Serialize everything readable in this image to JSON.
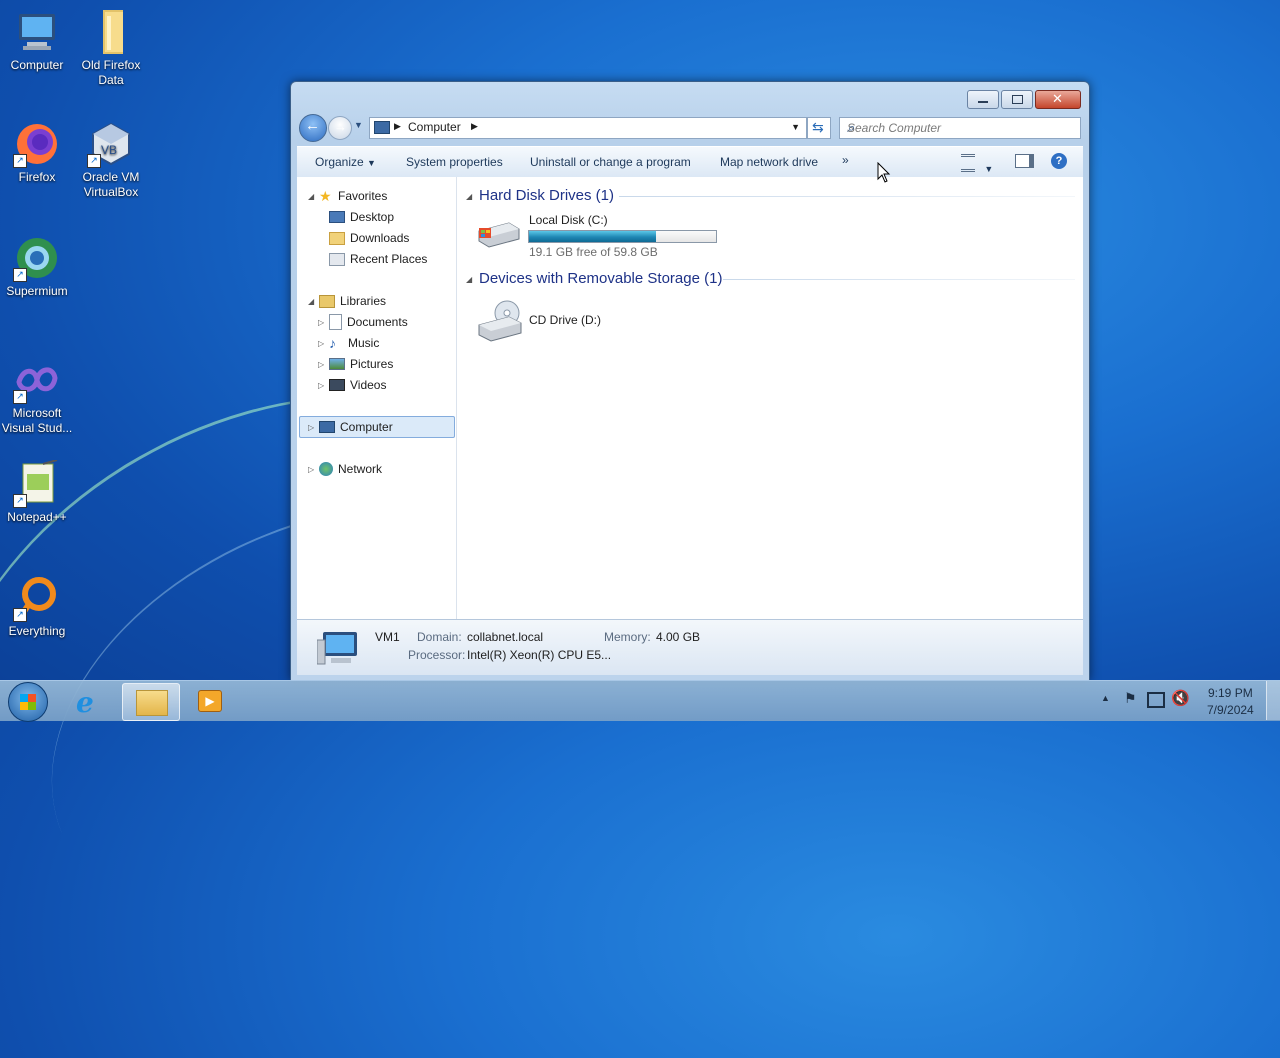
{
  "desktop": {
    "icons": [
      {
        "label": "Computer"
      },
      {
        "label": "Old Firefox Data"
      },
      {
        "label": "Firefox"
      },
      {
        "label": "Oracle VM VirtualBox"
      },
      {
        "label": "Supermium"
      },
      {
        "label": "Microsoft Visual Stud..."
      },
      {
        "label": "Notepad++"
      },
      {
        "label": "Everything"
      }
    ]
  },
  "window": {
    "address": {
      "crumb": "Computer"
    },
    "search": {
      "placeholder": "Search Computer"
    },
    "toolbar": {
      "organize": "Organize",
      "system_properties": "System properties",
      "uninstall": "Uninstall or change a program",
      "map_drive": "Map network drive",
      "more": "»"
    },
    "nav": {
      "favorites": "Favorites",
      "desktop": "Desktop",
      "downloads": "Downloads",
      "recent": "Recent Places",
      "libraries": "Libraries",
      "documents": "Documents",
      "music": "Music",
      "pictures": "Pictures",
      "videos": "Videos",
      "computer": "Computer",
      "network": "Network"
    },
    "sections": {
      "hdd_title": "Hard Disk Drives (1)",
      "removable_title": "Devices with Removable Storage (1)"
    },
    "drives": {
      "c_name": "Local Disk (C:)",
      "c_free": "19.1 GB free of 59.8 GB",
      "c_used_fraction": 0.68,
      "d_name": "CD Drive (D:)"
    },
    "status": {
      "name": "VM1",
      "domain_label": "Domain:",
      "domain_value": "collabnet.local",
      "memory_label": "Memory:",
      "memory_value": "4.00 GB",
      "processor_label": "Processor:",
      "processor_value": "Intel(R) Xeon(R) CPU E5..."
    }
  },
  "taskbar": {
    "time": "9:19 PM",
    "date": "7/9/2024"
  }
}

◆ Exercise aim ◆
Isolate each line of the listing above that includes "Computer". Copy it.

◆ Task response ◆
        "label": "Computer"
      "crumb": "Computer"
      "placeholder": "Search Computer"
      "computer": "Computer",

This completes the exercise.